Dialogue, music and sound effects are rendered nicely on this DTS-HD 5.1 Master Audio track, especially during the film's sporadic scenes of action and suspense. Channel separation can be strong, though LFE activity and surround effects are occasionally less substantial than expected. There are several scenes where "Crazy Joe" experiences flashbacks or even hallucinations...and to be honest, a bit more audio creativity might have given us a more substantial connection to him. Still, Redemption sounds perfectly fine from a fundamental perspective, so I doubt that most viewers will find anything to complain about. Optional subtitles are provided in English, English SDH and Spanish during the main feature only.
Menu Design, Presentation & Packaging
The interface features basic and smooth navigation, though a number of trailers, logos and other advertisements must be skipped beforehand. A surround audio test is also included, as well as the ability to disable the menu's background music. This one-disc release is housed in one of those silly eco-friendly keepcases; also tucked inside is a matching matte-finish slipcover and a Digital Copy
Just a short promotional Behind-the-Scenes
featurette (5 minutes) and a handful of Trailers
for other Lionsgate titles. I, for one, would've really appreciated some in-depth comments from Jason Statham or writer/director Steven Knight, especially since it was the latter's first experience behind the camera.

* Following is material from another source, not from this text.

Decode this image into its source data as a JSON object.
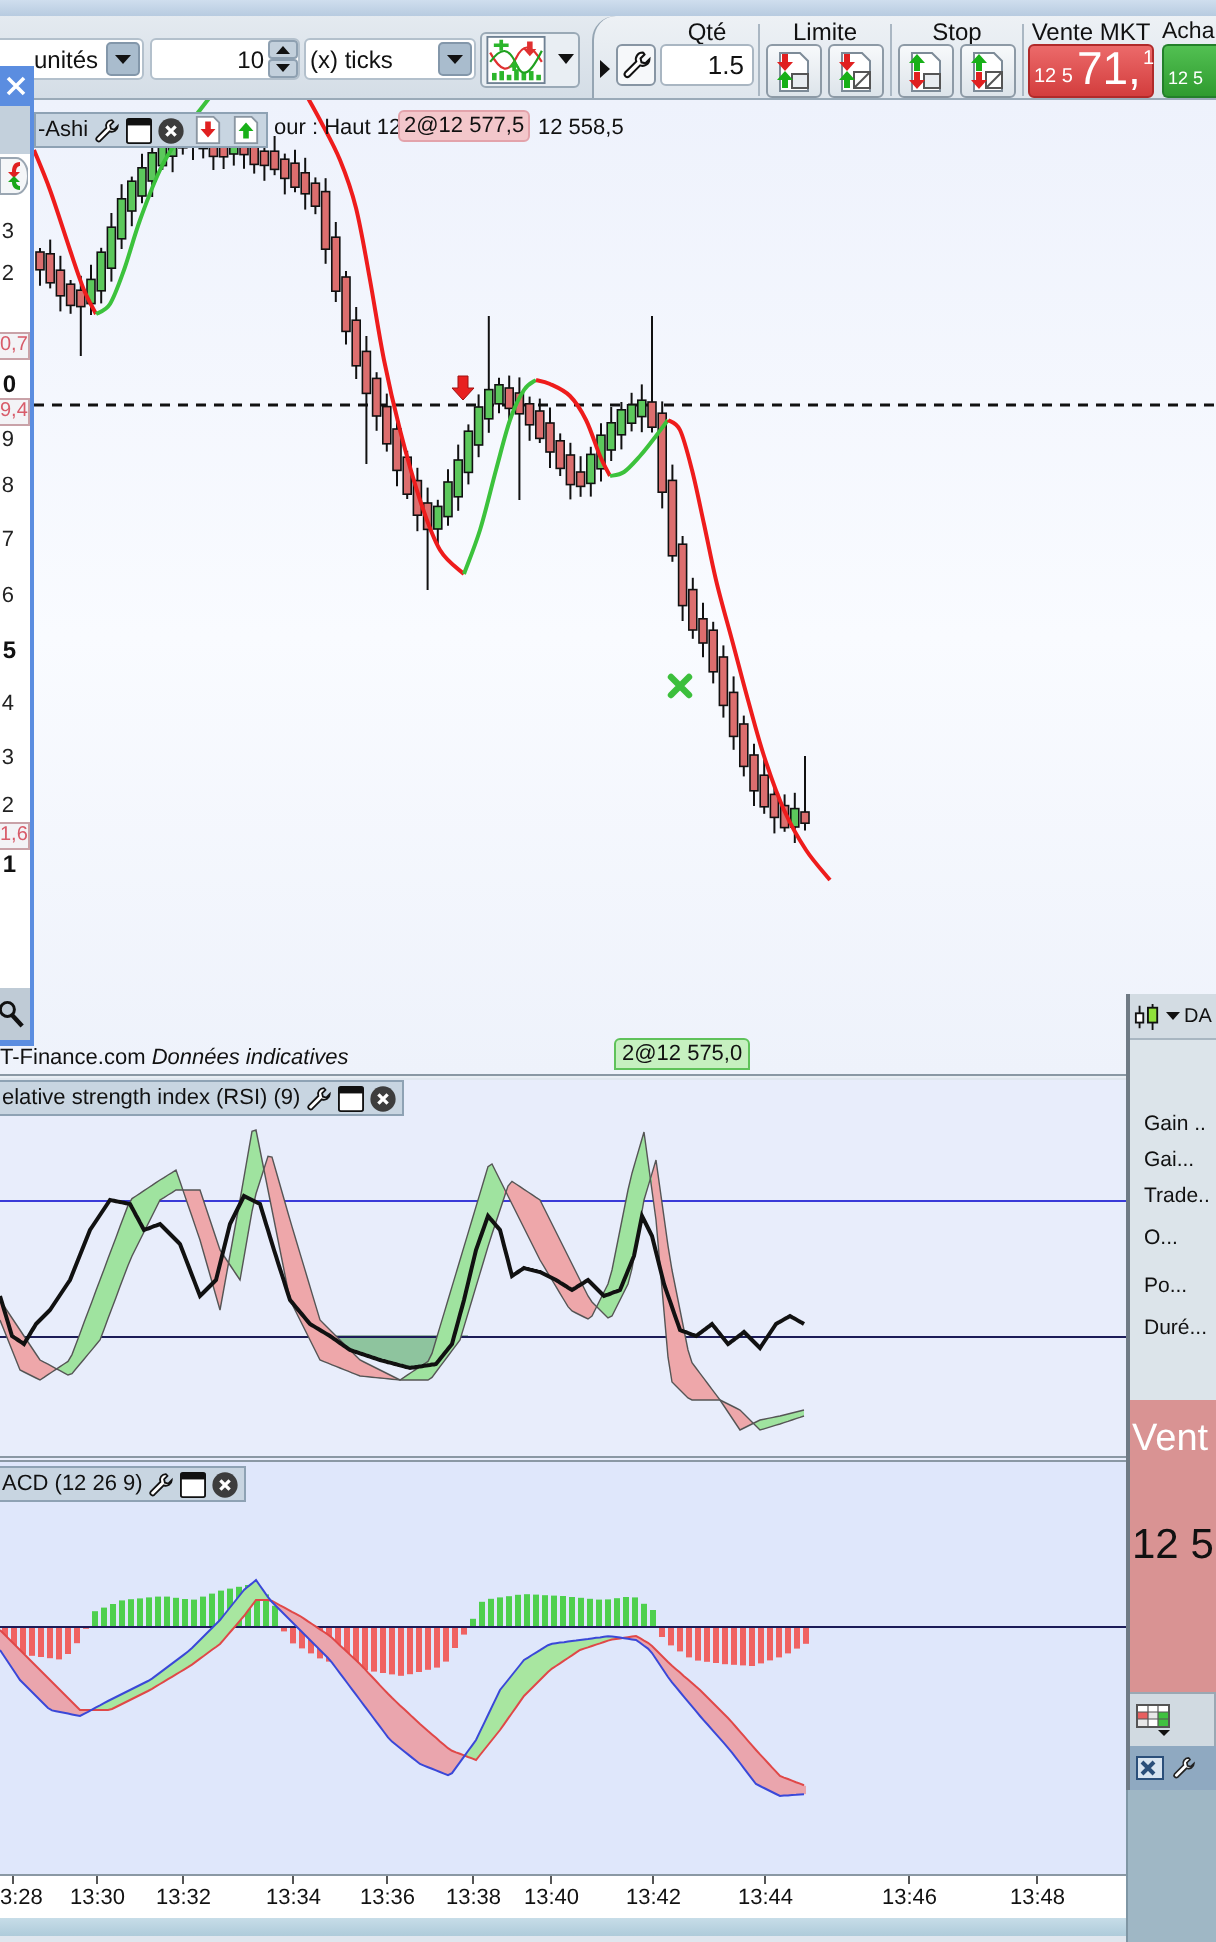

Redemption is only half of a good movie, though it serves up a striking atmosphere and a committed, entertaining performance from Jason Statham. The story feels a little undercooked and is tied together by too many coincidences, clichés and loose ends, tripping up what would otherwise be a capable examination of interesting subject matter. Lionsgate's Blu-ray is a perfect match for the main feature, offering us a solid A/V presentation but almost nothing in the way of bonus features. Though it's still more thought-provoking than most of Statham's output during the last several years, Redemption's narrow appeal and lack of replay value doesn't make this disc a recommended blind buy. Rent It first.
Randy Miller III is an affable office monkey by day and film reviewer by night. He also does freelance design work, teaches art classes and runs a website or two. In his limited free time, Randy also enjoys slacking off, juggling HD DVDs and writing in third person.